Notice line 12, `return c;` is inside the for loop. That means the first time around the loop, the value is returned, thus terminating the loop and the function as a whole. Move the return after line 13, outside the loop.

There's another problem, which you won't have noticed so far, as the above problem was hiding it.

If you temporarily insert this line, purely to see what is going on, inside the for loop (after line 10), it will show what is happening:
 `` `` `` cout << " i: " << i << " term: " << term << endl;``
... try it and see.

The problem here is all the values in the calculation of "term" are integers. That seems reasonable at first glance. But that means integer division will be used. The result of an integer divide is always a whole number, there cannot be any decimal places, the value is simply truncated.

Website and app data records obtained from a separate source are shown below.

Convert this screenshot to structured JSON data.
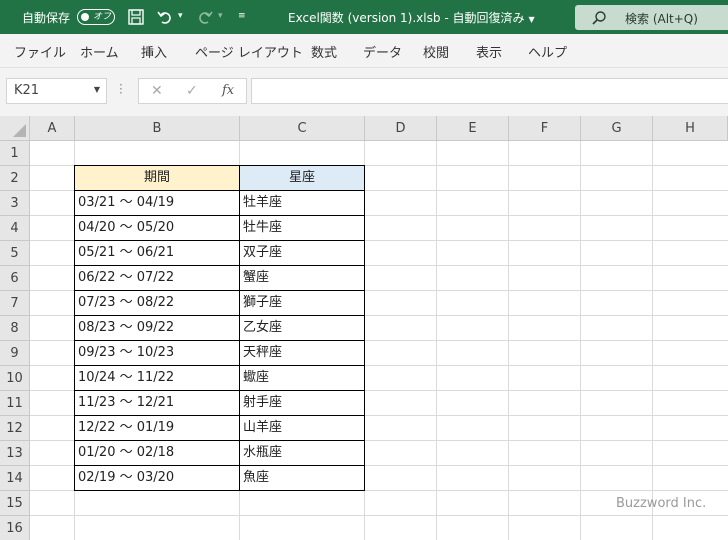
{
  "titlebar": {
    "autosave_label": "自動保存",
    "toggle_label": "オフ",
    "document_title": "Excel関数 (version 1).xlsb",
    "save_status": "自動回復済み",
    "search_placeholder": "検索 (Alt+Q)",
    "colors": {
      "accent": "#217346",
      "search_bg": "#c7dccf"
    }
  },
  "menu": {
    "items": [
      "ファイル",
      "ホーム",
      "挿入",
      "ページ レイアウト",
      "数式",
      "データ",
      "校閲",
      "表示",
      "ヘルプ"
    ]
  },
  "formula_bar": {
    "name_box": "K21",
    "cancel_icon": "✕",
    "enter_icon": "✓",
    "fx_label": "fx",
    "content": ""
  },
  "grid": {
    "columns": [
      "A",
      "B",
      "C",
      "D",
      "E",
      "F",
      "G",
      "H"
    ],
    "rows": [
      "1",
      "2",
      "3",
      "4",
      "5",
      "6",
      "7",
      "8",
      "9",
      "10",
      "11",
      "12",
      "13",
      "14",
      "15",
      "16"
    ]
  },
  "table": {
    "headers": {
      "period": "期間",
      "constellation": "星座"
    },
    "header_colors": {
      "period": "#fff2cc",
      "constellation": "#ddebf7"
    },
    "rows": [
      {
        "period": "03/21 ～ 04/19",
        "sign": "牡羊座"
      },
      {
        "period": "04/20 ～ 05/20",
        "sign": "牡牛座"
      },
      {
        "period": "05/21 ～ 06/21",
        "sign": "双子座"
      },
      {
        "period": "06/22 ～ 07/22",
        "sign": "蟹座"
      },
      {
        "period": "07/23 ～ 08/22",
        "sign": "獅子座"
      },
      {
        "period": "08/23 ～ 09/22",
        "sign": "乙女座"
      },
      {
        "period": "09/23 ～ 10/23",
        "sign": "天秤座"
      },
      {
        "period": "10/24 ～ 11/22",
        "sign": "蠍座"
      },
      {
        "period": "11/23 ～ 12/21",
        "sign": "射手座"
      },
      {
        "period": "12/22 ～ 01/19",
        "sign": "山羊座"
      },
      {
        "period": "01/20 ～ 02/18",
        "sign": "水瓶座"
      },
      {
        "period": "02/19 ～ 03/20",
        "sign": "魚座"
      }
    ]
  },
  "watermark": "Buzzword Inc."
}
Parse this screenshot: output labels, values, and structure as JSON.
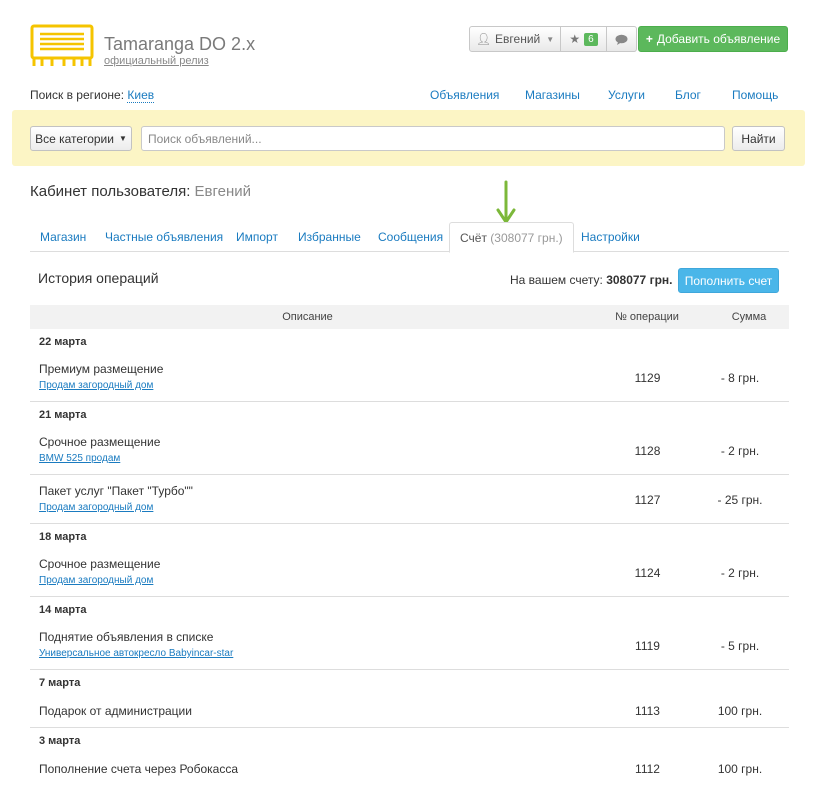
{
  "brand": {
    "name": "Tamaranga DO 2.x",
    "subtitle": "официальный релиз"
  },
  "user_menu": {
    "user_name": "Евгений",
    "favorites_count": "6",
    "add_button": "Добавить объявление"
  },
  "region": {
    "label": "Поиск в регионе:",
    "value": "Киев"
  },
  "topnav": [
    "Объявления",
    "Магазины",
    "Услуги",
    "Блог",
    "Помощь"
  ],
  "search": {
    "category": "Все категории",
    "placeholder": "Поиск объявлений...",
    "button": "Найти"
  },
  "cabinet": {
    "title": "Кабинет пользователя:",
    "user": "Евгений"
  },
  "tabs": [
    "Магазин",
    "Частные объявления",
    "Импорт",
    "Избранные",
    "Сообщения",
    "Счёт",
    "(308077 грн.)",
    "Настройки"
  ],
  "history": {
    "title": "История операций",
    "balance_label": "На вашем счету:",
    "balance_value": "308077 грн.",
    "topup_button": "Пополнить счет"
  },
  "table": {
    "headers": [
      "Описание",
      "№ операции",
      "Сумма"
    ],
    "groups": [
      {
        "date": "22 марта",
        "items": [
          {
            "desc": "Премиум размещение",
            "link": "Продам загородный дом",
            "num": "1129",
            "sum": "- 8 грн."
          }
        ]
      },
      {
        "date": "21 марта",
        "items": [
          {
            "desc": "Срочное размещение",
            "link": "BMW 525 продам",
            "num": "1128",
            "sum": "- 2 грн."
          },
          {
            "desc": "Пакет услуг \"Пакет \"Турбо\"\"",
            "link": "Продам загородный дом",
            "num": "1127",
            "sum": "- 25 грн."
          }
        ]
      },
      {
        "date": "18 марта",
        "items": [
          {
            "desc": "Срочное размещение",
            "link": "Продам загородный дом",
            "num": "1124",
            "sum": "- 2 грн."
          }
        ]
      },
      {
        "date": "14 марта",
        "items": [
          {
            "desc": "Поднятие объявления в списке",
            "link": "Универсальное автокресло Babyincar-star",
            "num": "1119",
            "sum": "- 5 грн."
          }
        ]
      },
      {
        "date": "7 марта",
        "items": [
          {
            "desc": "Подарок от администрации",
            "link": "",
            "num": "1113",
            "sum": "100 грн."
          }
        ]
      },
      {
        "date": "3 марта",
        "items": [
          {
            "desc": "Пополнение счета через Робокасса",
            "link": "",
            "num": "1112",
            "sum": "100 грн."
          }
        ]
      }
    ]
  },
  "colors": {
    "accent_green": "#5cb85c",
    "accent_blue": "#4ab6e9",
    "search_bg": "#fcf5c5",
    "link": "#1a7bc0",
    "arrow": "#7cb83a"
  }
}
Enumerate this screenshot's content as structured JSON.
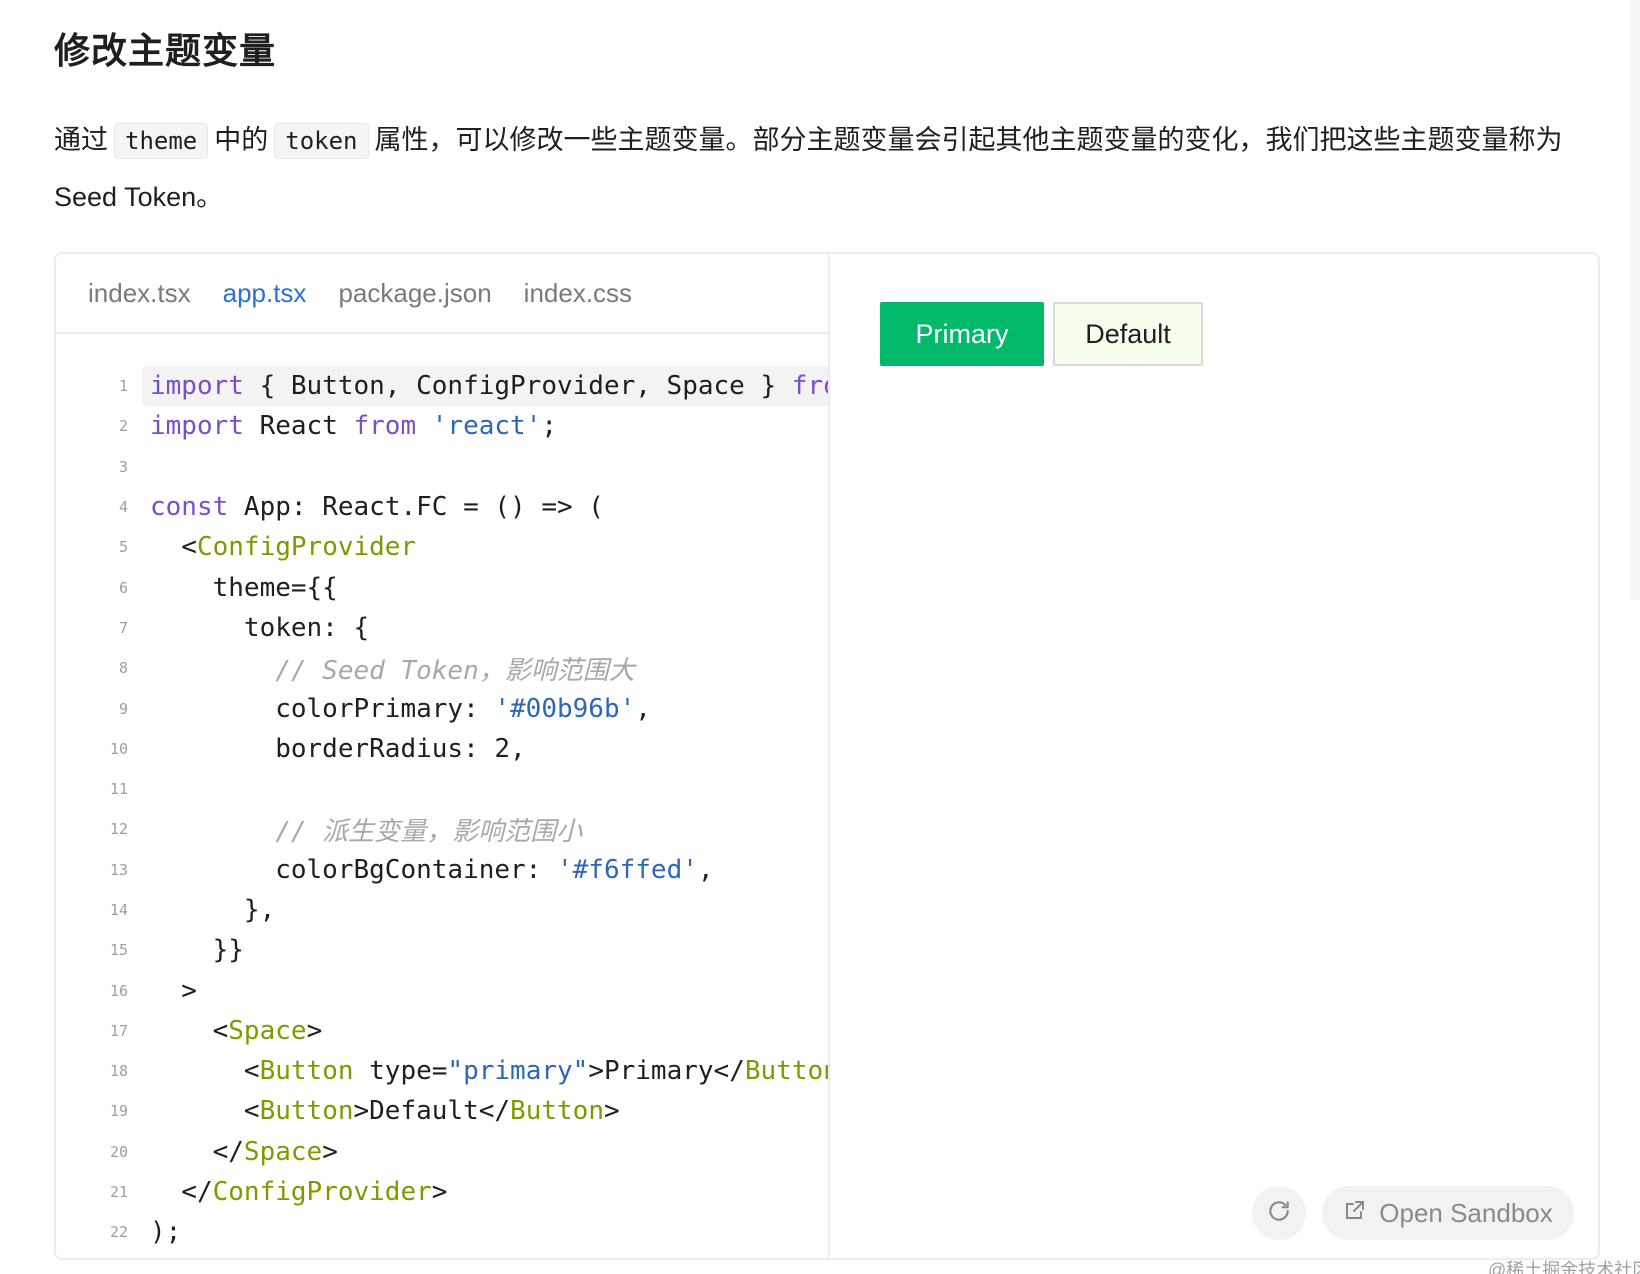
{
  "page": {
    "title": "修改主题变量",
    "intro": {
      "seg1": "通过",
      "code1": "theme",
      "seg2": "中的",
      "code2": "token",
      "seg3": "属性，可以修改一些主题变量。部分主题变量会引起其他主题变量的变化，我们把这些主题变量称为 Seed Token。"
    }
  },
  "demo": {
    "tabs": [
      {
        "label": "index.tsx",
        "active": false
      },
      {
        "label": "app.tsx",
        "active": true
      },
      {
        "label": "package.json",
        "active": false
      },
      {
        "label": "index.css",
        "active": false
      }
    ],
    "code_lines": [
      {
        "no": "1",
        "highlight": true,
        "tokens": [
          [
            "kw",
            "import"
          ],
          [
            "p",
            " { Button, ConfigProvider, Space } "
          ],
          [
            "kw",
            "from"
          ]
        ]
      },
      {
        "no": "2",
        "tokens": [
          [
            "kw",
            "import"
          ],
          [
            "p",
            " React "
          ],
          [
            "kw",
            "from"
          ],
          [
            "p",
            " "
          ],
          [
            "str",
            "'react'"
          ],
          [
            "p",
            ";"
          ]
        ]
      },
      {
        "no": "3",
        "tokens": []
      },
      {
        "no": "4",
        "tokens": [
          [
            "kw",
            "const"
          ],
          [
            "p",
            " App: React.FC = () => ("
          ]
        ]
      },
      {
        "no": "5",
        "tokens": [
          [
            "p",
            "  <"
          ],
          [
            "tag",
            "ConfigProvider"
          ]
        ]
      },
      {
        "no": "6",
        "tokens": [
          [
            "p",
            "    theme={{"
          ]
        ]
      },
      {
        "no": "7",
        "tokens": [
          [
            "p",
            "      token: {"
          ]
        ]
      },
      {
        "no": "8",
        "tokens": [
          [
            "com",
            "        // Seed Token，影响范围大"
          ]
        ]
      },
      {
        "no": "9",
        "tokens": [
          [
            "p",
            "        colorPrimary: "
          ],
          [
            "str",
            "'#00b96b'"
          ],
          [
            "p",
            ","
          ]
        ]
      },
      {
        "no": "10",
        "tokens": [
          [
            "p",
            "        borderRadius: 2,"
          ]
        ]
      },
      {
        "no": "11",
        "tokens": []
      },
      {
        "no": "12",
        "tokens": [
          [
            "com",
            "        // 派生变量，影响范围小"
          ]
        ]
      },
      {
        "no": "13",
        "tokens": [
          [
            "p",
            "        colorBgContainer: "
          ],
          [
            "str",
            "'#f6ffed'"
          ],
          [
            "p",
            ","
          ]
        ]
      },
      {
        "no": "14",
        "tokens": [
          [
            "p",
            "      },"
          ]
        ]
      },
      {
        "no": "15",
        "tokens": [
          [
            "p",
            "    }}"
          ]
        ]
      },
      {
        "no": "16",
        "tokens": [
          [
            "p",
            "  >"
          ]
        ]
      },
      {
        "no": "17",
        "tokens": [
          [
            "p",
            "    <"
          ],
          [
            "tag",
            "Space"
          ],
          [
            "p",
            ">"
          ]
        ]
      },
      {
        "no": "18",
        "tokens": [
          [
            "p",
            "      <"
          ],
          [
            "tag",
            "Button"
          ],
          [
            "p",
            " type="
          ],
          [
            "str",
            "\"primary\""
          ],
          [
            "p",
            ">Primary</"
          ],
          [
            "tag",
            "Button"
          ],
          [
            "p",
            ">"
          ]
        ]
      },
      {
        "no": "19",
        "tokens": [
          [
            "p",
            "      <"
          ],
          [
            "tag",
            "Button"
          ],
          [
            "p",
            ">Default</"
          ],
          [
            "tag",
            "Button"
          ],
          [
            "p",
            ">"
          ]
        ]
      },
      {
        "no": "20",
        "tokens": [
          [
            "p",
            "    </"
          ],
          [
            "tag",
            "Space"
          ],
          [
            "p",
            ">"
          ]
        ]
      },
      {
        "no": "21",
        "tokens": [
          [
            "p",
            "  </"
          ],
          [
            "tag",
            "ConfigProvider"
          ],
          [
            "p",
            ">"
          ]
        ]
      },
      {
        "no": "22",
        "tokens": [
          [
            "p",
            ");"
          ]
        ]
      }
    ],
    "preview": {
      "primary_label": "Primary",
      "default_label": "Default",
      "primary_color": "#00b96b",
      "default_bg": "#f6ffed"
    },
    "actions": {
      "reload_icon": "reload-icon",
      "sandbox_icon": "external-link-icon",
      "sandbox_label": "Open Sandbox"
    }
  },
  "watermark": "@稀土掘金技术社区"
}
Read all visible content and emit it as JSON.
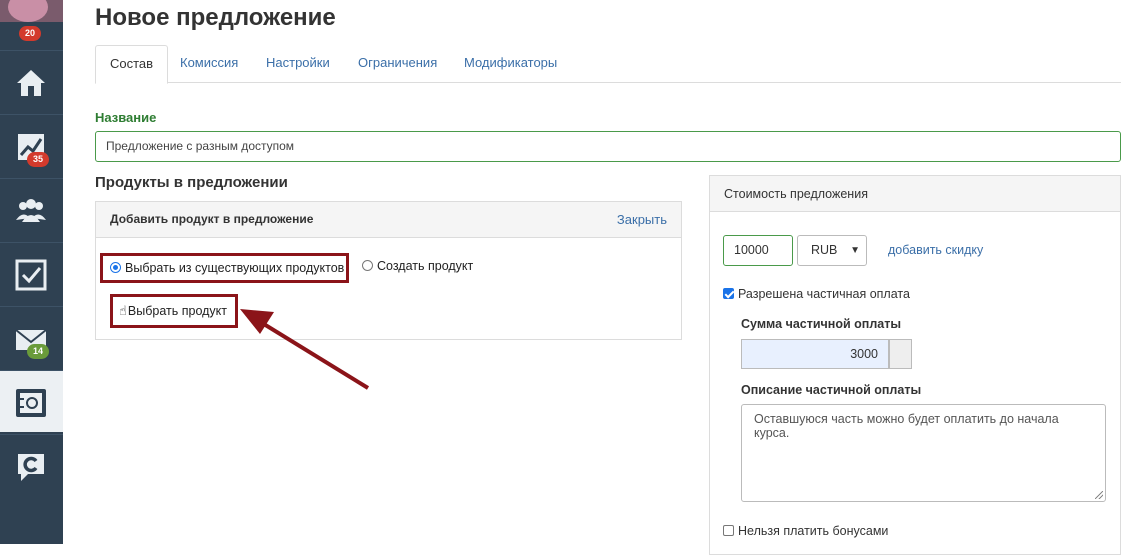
{
  "sidebar": {
    "badges": {
      "top": "20",
      "stats": "35",
      "mail": "14"
    },
    "items": [
      {
        "icon": "home-icon"
      },
      {
        "icon": "chart-icon"
      },
      {
        "icon": "users-icon"
      },
      {
        "icon": "tasks-icon"
      },
      {
        "icon": "mail-icon"
      },
      {
        "icon": "safe-icon",
        "active": true
      },
      {
        "icon": "chat-icon"
      }
    ]
  },
  "page": {
    "title": "Новое предложение"
  },
  "tabs": [
    {
      "label": "Состав",
      "active": true
    },
    {
      "label": "Комиссия"
    },
    {
      "label": "Настройки"
    },
    {
      "label": "Ограничения"
    },
    {
      "label": "Модификаторы"
    }
  ],
  "name": {
    "label": "Название",
    "value": "Предложение с разным доступом"
  },
  "products": {
    "heading": "Продукты в предложении",
    "panel_title": "Добавить продукт в предложение",
    "close_label": "Закрыть",
    "option_existing": "Выбрать из существующих продуктов",
    "option_create": "Создать продукт",
    "pick_button": "Выбрать продукт"
  },
  "cost": {
    "heading": "Стоимость предложения",
    "price": "10000",
    "currency": "RUB",
    "add_discount": "добавить скидку",
    "partial_allowed": "Разрешена частичная оплата",
    "partial_sum_label": "Сумма частичной оплаты",
    "partial_sum": "3000",
    "partial_desc_label": "Описание частичной оплаты",
    "partial_desc": "Оставшуюся часть можно будет оплатить до начала курса.",
    "no_bonus": "Нельзя платить бонусами"
  },
  "colors": {
    "sidebar": "#2f4152",
    "highlight": "#8b1419",
    "link": "#3b6fa8",
    "name_label": "#2e7d32"
  }
}
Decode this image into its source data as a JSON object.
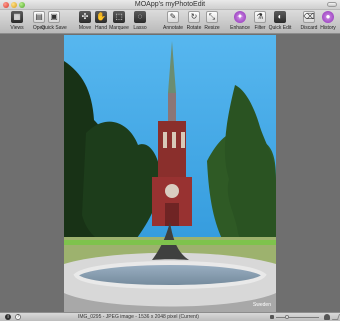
{
  "window": {
    "title": "MOApp's myPhotoEdit"
  },
  "toolbar": {
    "items": [
      {
        "label": "Views",
        "icon": "views-icon"
      },
      {
        "label": "Open",
        "icon": "open-icon"
      },
      {
        "label": "Quick Save",
        "icon": "quick-save-icon"
      },
      {
        "label": "Move",
        "icon": "move-icon"
      },
      {
        "label": "Hand",
        "icon": "hand-icon"
      },
      {
        "label": "Marquee",
        "icon": "marquee-icon"
      },
      {
        "label": "Lasso",
        "icon": "lasso-icon"
      },
      {
        "label": "Annotate",
        "icon": "annotate-icon"
      },
      {
        "label": "Rotate",
        "icon": "rotate-icon"
      },
      {
        "label": "Resize",
        "icon": "resize-icon"
      },
      {
        "label": "Enhance",
        "icon": "enhance-icon"
      },
      {
        "label": "Filter",
        "icon": "filter-icon"
      },
      {
        "label": "Quick Edit",
        "icon": "quick-edit-icon"
      },
      {
        "label": "Discard",
        "icon": "discard-icon"
      },
      {
        "label": "History",
        "icon": "history-icon"
      }
    ]
  },
  "image": {
    "watermark": "Sweden"
  },
  "status": {
    "text": "IMG_0295 - JPEG image - 1536 x 2048 pixel (Current)",
    "zoom_level": 0.2
  },
  "colors": {
    "sky": "#4da9e4",
    "church": "#8c2f2e",
    "tree": "#1f3d18",
    "water": "#8ba5bf",
    "grass": "#6bb33e"
  }
}
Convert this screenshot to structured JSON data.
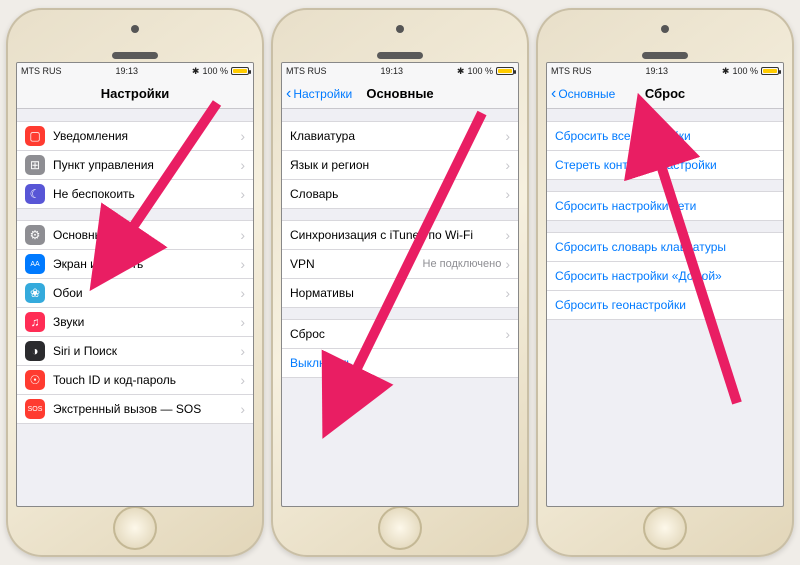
{
  "status": {
    "carrier": "MTS RUS",
    "time": "19:13",
    "battery": "100 %"
  },
  "phone1": {
    "title": "Настройки",
    "rows": [
      {
        "icon": "ic-red",
        "glyph": "▢",
        "label": "Уведомления"
      },
      {
        "icon": "ic-gray",
        "glyph": "⊞",
        "label": "Пункт управления"
      },
      {
        "icon": "ic-purple",
        "glyph": "☾",
        "label": "Не беспокоить"
      }
    ],
    "rows2": [
      {
        "icon": "ic-gray",
        "glyph": "⚙",
        "label": "Основные"
      },
      {
        "icon": "ic-blue",
        "glyph": "AA",
        "label": "Экран и яркость"
      },
      {
        "icon": "ic-cyan",
        "glyph": "❀",
        "label": "Обои"
      },
      {
        "icon": "ic-pink",
        "glyph": "♫",
        "label": "Звуки"
      },
      {
        "icon": "ic-dark",
        "glyph": "◑",
        "label": "Siri и Поиск"
      },
      {
        "icon": "ic-red",
        "glyph": "☉",
        "label": "Touch ID и код-пароль"
      },
      {
        "icon": "ic-orange",
        "glyph": "SOS",
        "label": "Экстренный вызов — SOS"
      }
    ]
  },
  "phone2": {
    "back": "Настройки",
    "title": "Основные",
    "g1": [
      {
        "label": "Клавиатура"
      },
      {
        "label": "Язык и регион"
      },
      {
        "label": "Словарь"
      }
    ],
    "g2": [
      {
        "label": "Синхронизация с iTunes по Wi-Fi"
      },
      {
        "label": "VPN",
        "value": "Не подключено"
      },
      {
        "label": "Нормативы"
      }
    ],
    "g3": [
      {
        "label": "Сброс"
      },
      {
        "label": "Выключить",
        "blue": true,
        "nodisc": true
      }
    ]
  },
  "phone3": {
    "back": "Основные",
    "title": "Сброс",
    "g1": [
      {
        "label": "Сбросить все настройки"
      },
      {
        "label": "Стереть контент и настройки"
      }
    ],
    "g2": [
      {
        "label": "Сбросить настройки сети"
      }
    ],
    "g3": [
      {
        "label": "Сбросить словарь клавиатуры"
      },
      {
        "label": "Сбросить настройки «Домой»"
      },
      {
        "label": "Сбросить геонастройки"
      }
    ]
  }
}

A simple answer to that is to use values such as 4.0 and 2.0 instead of 4 and 2. That will force the compiler to use floating-point values rather than integers, and consequently it will use a floating-point divide operation.
Last edited on
Topic archived. No new replies allowed.